The Cut Lotus Can Still Bloom: Seventh-Day Adventist Women’s Discovery of Agency, Purpose, and Resilience as Missionaries in China from 1902-1949
When the Seventh-day Adventist Church joined other Protestant groups in sending missionaries to late Qing China, it sent out not only men but also their wives and, at times, single women. Most of the women went as married spouses without an official role, other than that of missionary wife. In their home countries, women’s roles within the church were limited, but in the mission field where manpower was scarce, these women found an expanded role in which to act. This paper will focus on these women’s experiences in late Qing and Republican China as they sought to evangelize Chinese women. Despite the political instability that led to uncertainty, at times, for missionaries and their converts’ safety and the loss of family members to the ubiquitous diseases of the pre-antibiotic era, many of these women persisted and remained in China. This paper will explore how these women found missionary work in China a liberating and driving force that gave their life purpose and the networks of relationships with other missionary women and Chinese women which gave these women support in tough times.
Michel Chambon, Hanover College
Spring Couplets and the Materialization of Chinese Christianity
Based on material collected during ethnographic field trips in 2019 and 2020, this paper presents how Chinese Christians relate to spring couplets and discusses the spatial and material display of Christian identity in contemporary China. Throughout the Chinese world, families typically hang a renewed antithetical couplet (duilian) on the sides of their home’s main door in the days leading up to the Chinese New Year. Chinese Catholics and Protestants participate in this tradition as well. This paper presents the various spring couplets that Catholics and Protestants based in Hong Kong, Fuzhou, rural Nanping, and Shanghai use. These four places are very different social environments where numerous Christian traditions prosper. Thus, they provide the foundation for a cross-denominational approach interested in comparing rural and urban practices as well as regional variations. After introducing the socio-economic background of each location, I present the various texts, physical displays, and calligraphic styles that characterize Christian couplets. The paper discusses how regional, familial, and denominational variations affect the ways individual Christians approach duilian.
Easten Law, Georgetown University
Negotiating a Lived Chinese Theology Across Boundaries – the Mainland Chinese Christian Experience in Hong Kong

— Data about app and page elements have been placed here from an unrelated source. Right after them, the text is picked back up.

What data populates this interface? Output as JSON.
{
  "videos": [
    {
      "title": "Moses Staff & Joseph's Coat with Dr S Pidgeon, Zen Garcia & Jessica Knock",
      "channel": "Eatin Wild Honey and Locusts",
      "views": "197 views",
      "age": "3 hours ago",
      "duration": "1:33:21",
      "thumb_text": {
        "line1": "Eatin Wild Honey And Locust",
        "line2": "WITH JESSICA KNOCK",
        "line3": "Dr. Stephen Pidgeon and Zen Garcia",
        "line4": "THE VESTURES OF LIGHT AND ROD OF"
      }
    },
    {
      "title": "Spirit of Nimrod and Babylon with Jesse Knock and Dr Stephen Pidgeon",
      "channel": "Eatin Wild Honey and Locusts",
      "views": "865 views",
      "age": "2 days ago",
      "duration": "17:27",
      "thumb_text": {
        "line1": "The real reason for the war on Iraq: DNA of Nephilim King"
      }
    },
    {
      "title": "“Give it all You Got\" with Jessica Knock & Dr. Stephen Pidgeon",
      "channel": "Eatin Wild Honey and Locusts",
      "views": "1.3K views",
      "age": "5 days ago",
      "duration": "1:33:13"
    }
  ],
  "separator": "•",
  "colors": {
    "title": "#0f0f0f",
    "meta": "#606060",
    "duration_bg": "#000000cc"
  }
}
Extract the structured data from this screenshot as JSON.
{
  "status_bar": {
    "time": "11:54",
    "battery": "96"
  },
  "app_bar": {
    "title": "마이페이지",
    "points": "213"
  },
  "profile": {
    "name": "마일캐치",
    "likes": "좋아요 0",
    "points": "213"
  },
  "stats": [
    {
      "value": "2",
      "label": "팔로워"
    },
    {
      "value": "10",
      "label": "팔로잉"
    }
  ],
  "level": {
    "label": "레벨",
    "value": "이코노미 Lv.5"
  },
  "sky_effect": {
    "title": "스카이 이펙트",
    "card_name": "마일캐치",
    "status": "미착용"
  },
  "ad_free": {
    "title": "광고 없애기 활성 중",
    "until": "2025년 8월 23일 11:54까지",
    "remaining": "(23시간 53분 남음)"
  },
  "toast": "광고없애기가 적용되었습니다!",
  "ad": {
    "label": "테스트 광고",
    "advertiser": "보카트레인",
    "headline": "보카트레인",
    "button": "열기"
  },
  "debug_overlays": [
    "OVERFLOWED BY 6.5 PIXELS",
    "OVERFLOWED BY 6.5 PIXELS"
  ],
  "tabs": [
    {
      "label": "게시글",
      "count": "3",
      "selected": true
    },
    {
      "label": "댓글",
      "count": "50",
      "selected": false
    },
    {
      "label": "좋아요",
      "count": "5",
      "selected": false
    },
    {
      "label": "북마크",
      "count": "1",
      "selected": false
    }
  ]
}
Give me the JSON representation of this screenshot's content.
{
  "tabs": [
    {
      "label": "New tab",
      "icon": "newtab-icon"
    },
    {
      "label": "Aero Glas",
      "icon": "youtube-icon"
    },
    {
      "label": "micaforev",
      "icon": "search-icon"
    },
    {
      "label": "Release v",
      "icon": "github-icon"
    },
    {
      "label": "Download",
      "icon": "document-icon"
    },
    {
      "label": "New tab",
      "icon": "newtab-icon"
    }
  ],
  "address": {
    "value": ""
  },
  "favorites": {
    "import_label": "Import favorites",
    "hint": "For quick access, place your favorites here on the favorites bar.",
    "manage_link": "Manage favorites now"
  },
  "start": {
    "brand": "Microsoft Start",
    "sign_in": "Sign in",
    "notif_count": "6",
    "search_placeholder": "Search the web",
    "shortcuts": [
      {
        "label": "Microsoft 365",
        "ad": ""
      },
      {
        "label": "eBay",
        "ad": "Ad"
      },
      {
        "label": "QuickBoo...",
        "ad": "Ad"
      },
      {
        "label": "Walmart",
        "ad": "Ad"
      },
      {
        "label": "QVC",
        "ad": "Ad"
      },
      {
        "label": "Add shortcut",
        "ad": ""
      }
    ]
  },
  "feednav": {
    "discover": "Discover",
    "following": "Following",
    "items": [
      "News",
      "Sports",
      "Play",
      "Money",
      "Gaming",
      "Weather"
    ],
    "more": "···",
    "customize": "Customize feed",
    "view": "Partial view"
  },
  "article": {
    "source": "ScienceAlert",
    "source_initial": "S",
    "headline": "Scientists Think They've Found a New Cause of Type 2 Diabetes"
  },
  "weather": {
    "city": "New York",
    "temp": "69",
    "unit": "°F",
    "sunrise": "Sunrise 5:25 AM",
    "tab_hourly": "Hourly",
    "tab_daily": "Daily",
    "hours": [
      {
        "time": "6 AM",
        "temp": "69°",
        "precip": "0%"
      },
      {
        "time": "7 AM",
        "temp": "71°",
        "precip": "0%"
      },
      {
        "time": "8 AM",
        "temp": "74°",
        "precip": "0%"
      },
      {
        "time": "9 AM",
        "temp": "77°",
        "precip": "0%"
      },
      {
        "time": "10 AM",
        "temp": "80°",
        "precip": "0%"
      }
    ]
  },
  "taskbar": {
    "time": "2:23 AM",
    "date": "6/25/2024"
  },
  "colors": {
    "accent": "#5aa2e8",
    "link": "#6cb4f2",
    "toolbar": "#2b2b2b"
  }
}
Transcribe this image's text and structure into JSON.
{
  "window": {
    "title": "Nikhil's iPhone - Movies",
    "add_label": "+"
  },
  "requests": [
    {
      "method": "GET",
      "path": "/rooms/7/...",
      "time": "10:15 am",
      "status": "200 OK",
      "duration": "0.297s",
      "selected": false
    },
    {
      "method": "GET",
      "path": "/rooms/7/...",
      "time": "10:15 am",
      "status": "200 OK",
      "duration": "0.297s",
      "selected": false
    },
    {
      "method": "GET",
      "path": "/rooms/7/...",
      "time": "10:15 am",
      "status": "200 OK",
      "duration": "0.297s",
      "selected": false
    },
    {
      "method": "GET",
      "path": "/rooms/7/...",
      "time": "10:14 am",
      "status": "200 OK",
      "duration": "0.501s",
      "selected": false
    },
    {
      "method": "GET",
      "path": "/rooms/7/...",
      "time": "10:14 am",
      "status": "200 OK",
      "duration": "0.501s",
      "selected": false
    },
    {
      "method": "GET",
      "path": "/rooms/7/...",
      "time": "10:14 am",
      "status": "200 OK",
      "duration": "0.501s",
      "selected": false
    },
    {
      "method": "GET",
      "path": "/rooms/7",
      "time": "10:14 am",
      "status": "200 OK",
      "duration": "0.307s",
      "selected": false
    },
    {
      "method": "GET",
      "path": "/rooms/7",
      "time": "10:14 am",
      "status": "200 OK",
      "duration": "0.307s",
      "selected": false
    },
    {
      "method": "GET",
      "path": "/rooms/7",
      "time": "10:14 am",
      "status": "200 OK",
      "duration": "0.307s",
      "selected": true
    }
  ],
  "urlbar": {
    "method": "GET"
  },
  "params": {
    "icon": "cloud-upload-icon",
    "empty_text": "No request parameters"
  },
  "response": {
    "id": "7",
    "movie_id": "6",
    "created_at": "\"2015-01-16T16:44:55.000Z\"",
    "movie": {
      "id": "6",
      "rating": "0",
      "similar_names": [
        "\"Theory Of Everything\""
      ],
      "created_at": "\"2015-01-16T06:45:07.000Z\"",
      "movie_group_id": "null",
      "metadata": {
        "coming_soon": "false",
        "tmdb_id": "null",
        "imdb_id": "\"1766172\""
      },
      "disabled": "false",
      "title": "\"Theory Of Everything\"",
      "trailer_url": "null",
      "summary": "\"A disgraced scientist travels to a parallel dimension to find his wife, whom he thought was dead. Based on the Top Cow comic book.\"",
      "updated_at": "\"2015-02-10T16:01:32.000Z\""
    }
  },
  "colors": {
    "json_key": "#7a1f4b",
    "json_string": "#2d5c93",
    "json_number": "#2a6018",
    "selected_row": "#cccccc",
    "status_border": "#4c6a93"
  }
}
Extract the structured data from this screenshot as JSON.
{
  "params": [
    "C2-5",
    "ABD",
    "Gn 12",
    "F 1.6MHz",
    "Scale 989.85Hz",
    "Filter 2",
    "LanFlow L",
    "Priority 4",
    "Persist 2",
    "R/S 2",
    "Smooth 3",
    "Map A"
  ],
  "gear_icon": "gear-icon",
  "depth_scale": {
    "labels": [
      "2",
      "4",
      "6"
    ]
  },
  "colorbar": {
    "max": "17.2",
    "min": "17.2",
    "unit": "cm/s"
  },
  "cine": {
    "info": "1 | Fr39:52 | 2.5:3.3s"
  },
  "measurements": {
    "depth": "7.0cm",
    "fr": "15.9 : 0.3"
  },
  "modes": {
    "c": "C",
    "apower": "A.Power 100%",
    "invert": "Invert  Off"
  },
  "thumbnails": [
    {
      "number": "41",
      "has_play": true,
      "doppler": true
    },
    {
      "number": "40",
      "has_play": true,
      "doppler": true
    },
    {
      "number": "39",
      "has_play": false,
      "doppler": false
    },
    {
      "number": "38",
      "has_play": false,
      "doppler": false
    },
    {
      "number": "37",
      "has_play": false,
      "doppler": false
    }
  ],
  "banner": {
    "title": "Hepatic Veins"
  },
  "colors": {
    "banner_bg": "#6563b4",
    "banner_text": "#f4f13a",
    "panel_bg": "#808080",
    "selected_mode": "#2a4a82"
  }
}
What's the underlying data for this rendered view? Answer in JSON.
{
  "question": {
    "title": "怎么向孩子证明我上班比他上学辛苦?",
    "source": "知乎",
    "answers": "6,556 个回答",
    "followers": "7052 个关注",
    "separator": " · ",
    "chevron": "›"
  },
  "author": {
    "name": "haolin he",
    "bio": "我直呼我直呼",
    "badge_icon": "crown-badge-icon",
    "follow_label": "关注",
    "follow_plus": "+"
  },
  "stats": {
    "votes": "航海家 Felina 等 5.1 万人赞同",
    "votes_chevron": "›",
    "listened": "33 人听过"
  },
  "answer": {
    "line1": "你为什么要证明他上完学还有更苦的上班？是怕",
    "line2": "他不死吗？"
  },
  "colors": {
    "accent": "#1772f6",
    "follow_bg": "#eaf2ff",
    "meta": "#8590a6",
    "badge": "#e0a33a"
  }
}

Based on fieldwork conducted during the summer of 2019 in Hong Kong, this paper examines how a small cohort of Christian “Hong Kong Drifters” (mainland Chinese transplants) experience God’s presence differently and the ways these experiences orient their faith lives. The first section of this paper presents three short case studies. The second section explores how the dynamics revealed in these cases can be explained by Hong Kong’s unique socio-political context as an alternative Chinese modernity. For mainland Chinese Christians, the foreign elements of Hong Kong’s religious freedom and comparatively more individualistic culture are embedded in familiar Chinese cultural norms. These dynamics render a unique process of discernment that both displaces and expands their sense of Chinese-ness and God’s presence at work in the world. The third section of this paper explores the theological lessons these case studies have for the global church. It sketches an outline for a theology of migration and pilgrimage in the contexts of Chinese culture that addresses how the universality of God engages the particularities of cultures in an age of globalization and migration.
Responding: Joseph Ho, Albion College
Business Meeting, Presiding: Alexander Chow, University of Edinburgh